So I write, grudgingly, with clumsy fingers and awkward phrases and no idea where I'm going with my story, but I write.


Loves Pickles said...

Hello Alice :)
I've read your blog for a couple of years now, and absolutely delight in your writing style and skill. I adore blog-reading, and as much as I crave new material from all of the blogs I read, I find that if someone is writing out of pressure to please or entertain their readers instead of from that gutteral place that drives a writers hand, it IS work, and it becomes less than what was perhaps intended. I feel that kind of pressure when I'm working on my projects sometimes, and if I'm trying to force it, then nothing works and it doesn't seem as enjoyable at all. But if I just let myself "go with the flow", let the mood guide me, it seems to be a much better thing, it seems to feed my soul instead of deplete it. Sometimes, unfortunately, that means that I don't pick up a project for months, but that's my own challenge that I continually try to work through. How to fit time in for stuff that feeds me without feeling like it's a chore? Sometimes all I have the energy to do is be a zombie in front of Facebook and Myspace. But instead of making myself feel guilty for it (as I think we all do since they can be addictive), I try to think of it as filling that part of me that perhaps needs to be cyberly-social, that needs to veg out while knowing there are others out there who are feeling the same way. Yes, sometimes we all need a kick in the pants, but similarly, sometimes a thing isn't worth doing if our heart isn't truly in it. The older I get, the more often I find myself asking, "Is this filling me, or draining me?" and if it's the latter, I stop doing it for the time being. Life is too short to feel guilty or like what we're doing isn't worthwhile.

Webmaster said...

Editor's note to Alice: Permission to veg out and play on Myspace is NOT granted. You have an assignment to complete this novel and I have to keep you on task. No wimping out!

Alice Bag said...

Dear Loves Pickles,

Thank you for your kind comments and for encouraging me to take the occasional day off. It may seem strange that despite the fact that I've been blogging since 2005, I don't really find the process intrinsically enjoyable. I do it because I feel better after I write something that accurately captures what I'm feeling or thinking. If I let myself write only when I felt like it, I would probably only write once or twice a month. I'd much rather write a song or sew or paint. It's taken me a long time to figure out that discipline is every bit as important as talent, lacking in the latter I have to rely heavily on the former. Besides...I want to get this story finished while I have the momentum going and the photo albums scattered all over the bedroom floor. If I stop, it might be too hard to start again!

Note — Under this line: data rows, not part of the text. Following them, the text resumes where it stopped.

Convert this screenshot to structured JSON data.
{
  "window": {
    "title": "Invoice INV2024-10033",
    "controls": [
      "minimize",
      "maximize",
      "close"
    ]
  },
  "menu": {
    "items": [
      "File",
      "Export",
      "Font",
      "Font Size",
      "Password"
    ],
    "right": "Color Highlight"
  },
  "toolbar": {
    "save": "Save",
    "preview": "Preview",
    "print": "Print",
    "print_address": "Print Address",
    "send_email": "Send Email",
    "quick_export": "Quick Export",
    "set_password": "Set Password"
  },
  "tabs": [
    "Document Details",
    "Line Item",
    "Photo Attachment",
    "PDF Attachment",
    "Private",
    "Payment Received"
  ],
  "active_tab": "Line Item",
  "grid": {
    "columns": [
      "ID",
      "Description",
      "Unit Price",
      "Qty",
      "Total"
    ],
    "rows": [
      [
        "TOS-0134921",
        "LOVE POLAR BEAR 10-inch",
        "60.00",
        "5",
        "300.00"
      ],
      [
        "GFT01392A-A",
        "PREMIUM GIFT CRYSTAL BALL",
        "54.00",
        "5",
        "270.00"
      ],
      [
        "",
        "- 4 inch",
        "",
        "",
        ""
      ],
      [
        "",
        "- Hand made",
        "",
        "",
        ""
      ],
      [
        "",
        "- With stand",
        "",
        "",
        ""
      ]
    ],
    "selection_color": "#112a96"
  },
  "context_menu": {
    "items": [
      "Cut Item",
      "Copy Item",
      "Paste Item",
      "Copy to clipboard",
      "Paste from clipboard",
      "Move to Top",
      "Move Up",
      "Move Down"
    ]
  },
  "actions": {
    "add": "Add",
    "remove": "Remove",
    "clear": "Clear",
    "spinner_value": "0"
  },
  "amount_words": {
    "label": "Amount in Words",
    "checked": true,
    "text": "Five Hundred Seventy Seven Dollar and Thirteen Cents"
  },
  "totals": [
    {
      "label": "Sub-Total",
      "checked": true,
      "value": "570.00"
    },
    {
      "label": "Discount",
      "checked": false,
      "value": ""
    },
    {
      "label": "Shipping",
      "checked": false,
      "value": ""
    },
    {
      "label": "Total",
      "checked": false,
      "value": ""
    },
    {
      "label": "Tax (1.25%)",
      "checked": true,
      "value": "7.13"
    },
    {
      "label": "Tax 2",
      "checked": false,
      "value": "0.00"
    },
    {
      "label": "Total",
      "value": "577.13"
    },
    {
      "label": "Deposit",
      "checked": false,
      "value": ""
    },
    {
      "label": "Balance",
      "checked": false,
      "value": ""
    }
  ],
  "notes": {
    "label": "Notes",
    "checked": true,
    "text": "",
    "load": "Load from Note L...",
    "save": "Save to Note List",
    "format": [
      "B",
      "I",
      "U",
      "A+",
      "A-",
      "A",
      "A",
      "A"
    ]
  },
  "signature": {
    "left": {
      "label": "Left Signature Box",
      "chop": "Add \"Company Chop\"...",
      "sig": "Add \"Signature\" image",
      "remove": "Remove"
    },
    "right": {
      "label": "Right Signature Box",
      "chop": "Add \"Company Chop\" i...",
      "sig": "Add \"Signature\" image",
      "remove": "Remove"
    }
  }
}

Loves Pickles said...

Haha, that is so true!! I try to write everyday (or very nearly) to be in the habit of it, to "train" my brain that it's writing time, to articulate feelings while they're happening-but I very much enjoy writing :) I am a firm believer that ritual and schedule are every bit as important as flake-time. Nothing proves that more than any home project; dreaded and a big pain, but if not kept on track will simply annoy the bejezzis out of home occupants until it's finished. And that explains why you're getting a story further towards completion, and I have 100 or so unfinished projects in the closet that is doubtful I'll find the head space to get back into!!! Hee hee ;)
Good luck sticking with it then, and ROCK HARD!

Karyn said...

i too plan to read from the beginning. it's easy enough to "read backwards"on blogs.

i was friends w/ belinda and 'lorna' in high school, and i am very familiar w/ the places you write about, and the antics of trying to meet someone famous (like you w/ elton).

i'm really enjoying both of your blogs!

Anonymous said...

Look at it this way, Alice, you write better than Stephen King. Yeah, yeah, I know, but still, you don't see him going around apologizing for it.